    The key point here is that there is no “best weapon”, no uber-waffe: The reality is that what might be the ideal weapon for one set of tactical intents is potentially totally unsuited for another. Thus, before we start going all a-Waltish fanboy over things, we must determine how we intend to use the damn things before we get all OCD on the details of the weapons themselves.

    So… One and all: What would an ideal path be, for small arms procurement? I say, determine tactics and operational intent, how you mean to use them, and then carefully consider who you will have manning your forces. A rifle perfectly suited for a Swiss militiaman defending a mountain pass against a totalitarian invader is going to look a lot different than a rifle meant to arm a Sudanese armed self-defense tribesman. What the one needs is necessarily different from the other, as the two parties will fight in very different ways.

    One of the abiding frustrations I’ve had, of late, is the typical focus most “authoritative” works on small arms have, which is on all the little details of production dates, mechanical fixes, and the like. A case in point is the set of books written by Folke Myrvang, focused on the German MG systems of post-WWI and the WWII era. He’s done magnificent work in documenting the guns, and all the little intricacies of their manufacture and production. He’s done magnificent work, but… There is a void in these works, one that I find incredibly frustrating–There’s none of the “Why” there. Why did the Germans design these guns the way they did? What was the tactical and operational framework within which they were supposed to work?
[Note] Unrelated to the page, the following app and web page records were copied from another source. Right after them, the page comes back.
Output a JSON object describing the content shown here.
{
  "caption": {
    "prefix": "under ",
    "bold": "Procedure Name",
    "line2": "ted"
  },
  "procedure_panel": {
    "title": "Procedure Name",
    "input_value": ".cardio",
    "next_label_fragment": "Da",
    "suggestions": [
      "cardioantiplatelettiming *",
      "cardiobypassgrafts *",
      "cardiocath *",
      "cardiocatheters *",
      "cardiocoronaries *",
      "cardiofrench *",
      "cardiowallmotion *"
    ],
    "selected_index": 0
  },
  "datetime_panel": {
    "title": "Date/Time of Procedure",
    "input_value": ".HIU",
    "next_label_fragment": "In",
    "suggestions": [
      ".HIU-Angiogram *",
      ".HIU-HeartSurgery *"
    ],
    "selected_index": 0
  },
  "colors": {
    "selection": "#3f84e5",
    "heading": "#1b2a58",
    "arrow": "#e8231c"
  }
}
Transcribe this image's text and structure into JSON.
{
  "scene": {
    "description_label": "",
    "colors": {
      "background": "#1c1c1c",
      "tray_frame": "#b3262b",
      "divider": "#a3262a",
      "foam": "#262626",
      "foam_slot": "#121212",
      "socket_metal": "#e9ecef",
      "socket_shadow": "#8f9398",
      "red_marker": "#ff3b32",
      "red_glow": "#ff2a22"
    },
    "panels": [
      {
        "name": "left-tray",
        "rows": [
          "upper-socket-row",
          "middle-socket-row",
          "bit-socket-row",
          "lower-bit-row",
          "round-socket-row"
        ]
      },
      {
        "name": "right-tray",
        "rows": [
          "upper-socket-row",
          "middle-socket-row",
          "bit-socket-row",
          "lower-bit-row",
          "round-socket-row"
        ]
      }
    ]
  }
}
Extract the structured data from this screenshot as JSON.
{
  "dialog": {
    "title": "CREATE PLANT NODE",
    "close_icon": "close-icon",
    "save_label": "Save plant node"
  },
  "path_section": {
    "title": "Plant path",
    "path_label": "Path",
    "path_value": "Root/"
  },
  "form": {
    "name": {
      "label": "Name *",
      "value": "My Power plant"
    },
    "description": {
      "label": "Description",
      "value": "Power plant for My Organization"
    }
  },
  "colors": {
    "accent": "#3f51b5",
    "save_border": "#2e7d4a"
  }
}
These two books, which are acknowledged as being the most authoritative works on the MG34 and MG42 in existence, have only the most tantalizing references to the sort of things I’m trying to get at here: How did the Germans develop their tactics and doctrine, which these guns are almost perfectly suited for?

    I’ve got just enough background in this stuff, from extensive reading and so forth that I’ve mentioned before, but I cannot cite chapter and verse for actual sources. I know the stuff is out there, but I’ll be damned if I can even begin to figure out how to get at it. Mr. Myrvang has some tantalizing references to things that I saw in the references my informant in Illinois passed on to me, but there’s not a lot of meat there in the books he wrote discussing the whole question of “Why” when it comes to these guns.

    And, that’s the problem with all too much of our small arms world. The necessary thinking simply hasn’t been done–Go find an American Army officer, and point to the M16 or M4 that his troops are carrying, and ask him this: “Why was this weapon designed this way? What features of it support your tactics and operations? What deficiencies can you identify in how well it does that job?”. I can almost guarantee you that you will receive an epic “Deer caught in headlights of oncoming car” facial expression, because most of the US military has never thought these issues through, or even considered that they exist.

    I think it’s far past time that we changed that.

Comments are closed.